The reason was that Mercedes Benz wasn't allowed to manufacture cars in Argentina ,only trucks and buses. There was body shops that converted these cars turned pick ups on station wagons completing the roof and the tail gate in a door and glass windows on the sides. It really looked very neat . [!(https://www.curbsideclassic.com/wp-content/comment-image/967078-tn.jpg)](https://www.curbsideclassic.com/wp-content/comment-image/967078.jpg)
Handy looking vehicle and no problems doing that in Tassie, though it has new plates so perhaps reregistered after the conversion, unless theyve changed the rules since I left cars were inspected upon first registrarion then never again, with the diesel engine that thing should haul a decent load, I like it.

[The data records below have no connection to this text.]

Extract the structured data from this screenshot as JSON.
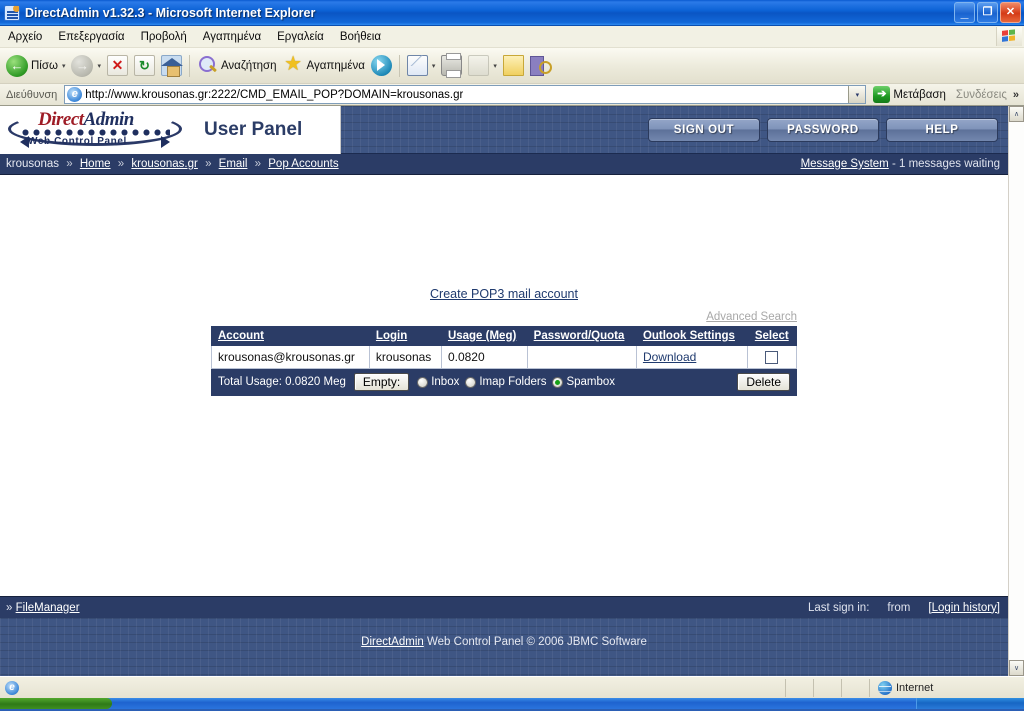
{
  "window": {
    "title": "DirectAdmin v1.32.3 - Microsoft Internet Explorer",
    "minimize_label": "_",
    "restore_label": "❐",
    "close_label": "✕"
  },
  "menubar": {
    "items": [
      {
        "label": "Αρχείο"
      },
      {
        "label": "Επεξεργασία"
      },
      {
        "label": "Προβολή"
      },
      {
        "label": "Αγαπημένα"
      },
      {
        "label": "Εργαλεία"
      },
      {
        "label": "Βοήθεια"
      }
    ]
  },
  "toolbar": {
    "back_label": "Πίσω",
    "search_label": "Αναζήτηση",
    "favorites_label": "Αγαπημένα",
    "dropdown_glyph": "▾",
    "back_glyph": "←",
    "forward_glyph": "→",
    "stop_glyph": "✕",
    "refresh_glyph": "↻",
    "star_glyph": "★"
  },
  "address": {
    "label": "Διεύθυνση",
    "url": "http://www.krousonas.gr:2222/CMD_EMAIL_POP?DOMAIN=krousonas.gr",
    "dropdown_glyph": "▾",
    "go_label": "Μετάβαση",
    "go_glyph": "➔",
    "links_label": "Συνδέσεις",
    "chevron": "»"
  },
  "app_header": {
    "logo_title_direct": "Direct",
    "logo_title_admin": "Admin",
    "logo_subtitle": "Web Control Panel",
    "panel_title": "User Panel",
    "buttons": [
      {
        "label": "SIGN OUT"
      },
      {
        "label": "PASSWORD"
      },
      {
        "label": "HELP"
      }
    ]
  },
  "breadcrumb": {
    "root": "krousonas",
    "separator": "»",
    "items": [
      {
        "label": "Home"
      },
      {
        "label": "krousonas.gr"
      },
      {
        "label": "Email"
      },
      {
        "label": "Pop Accounts"
      }
    ],
    "message_link": "Message System",
    "message_text": "- 1 messages waiting"
  },
  "main": {
    "create_link": "Create POP3 mail account",
    "advanced_search": "Advanced Search",
    "table": {
      "headers": [
        "Account",
        "Login",
        "Usage (Meg)",
        "Password/Quota",
        "Outlook Settings",
        "Select"
      ],
      "rows": [
        {
          "account": "krousonas@krousonas.gr",
          "login": "krousonas",
          "usage": "0.0820",
          "password_quota": "",
          "outlook": "Download",
          "selected": false
        }
      ]
    },
    "total_bar": {
      "total_label": "Total Usage: 0.0820 Meg",
      "empty_label": "Empty:",
      "radios": [
        {
          "label": "Inbox",
          "selected": false
        },
        {
          "label": "Imap Folders",
          "selected": false
        },
        {
          "label": "Spambox",
          "selected": true
        }
      ],
      "delete_label": "Delete"
    }
  },
  "footer": {
    "chevron": "»",
    "filemanager_label": "FileManager",
    "last_sign_in_label": "Last sign in:",
    "from_label": "from",
    "login_history_label": "[Login history]",
    "copyright_link": "DirectAdmin",
    "copyright_text": "Web Control Panel ©  2006 JBMC Software"
  },
  "scrollbar": {
    "up_glyph": "∧",
    "down_glyph": "∨"
  },
  "statusbar": {
    "zone_label": "Internet"
  },
  "colors": {
    "accent_navy": "#2b3c66",
    "panel_bg": "#3f5684",
    "link": "#1f3a6e",
    "radio_on": "#17a017",
    "brand_red": "#9e1c26"
  }
}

Hope that has self leveling suspension, removing the bootlid from a P76 showed up shortcomings in that department its job was firewood for the kitchen stove and more would go in than it could move with.
This site uses Akismet to reduce spam. Learn how your comment data is processed .
Drive.land is a unique app devoted to cars and their owners. Here you can buy or sell a car, read reviews, watch funny dash cam videos and even find life hacks about car care. We also have a feed with news about cars and new model previews.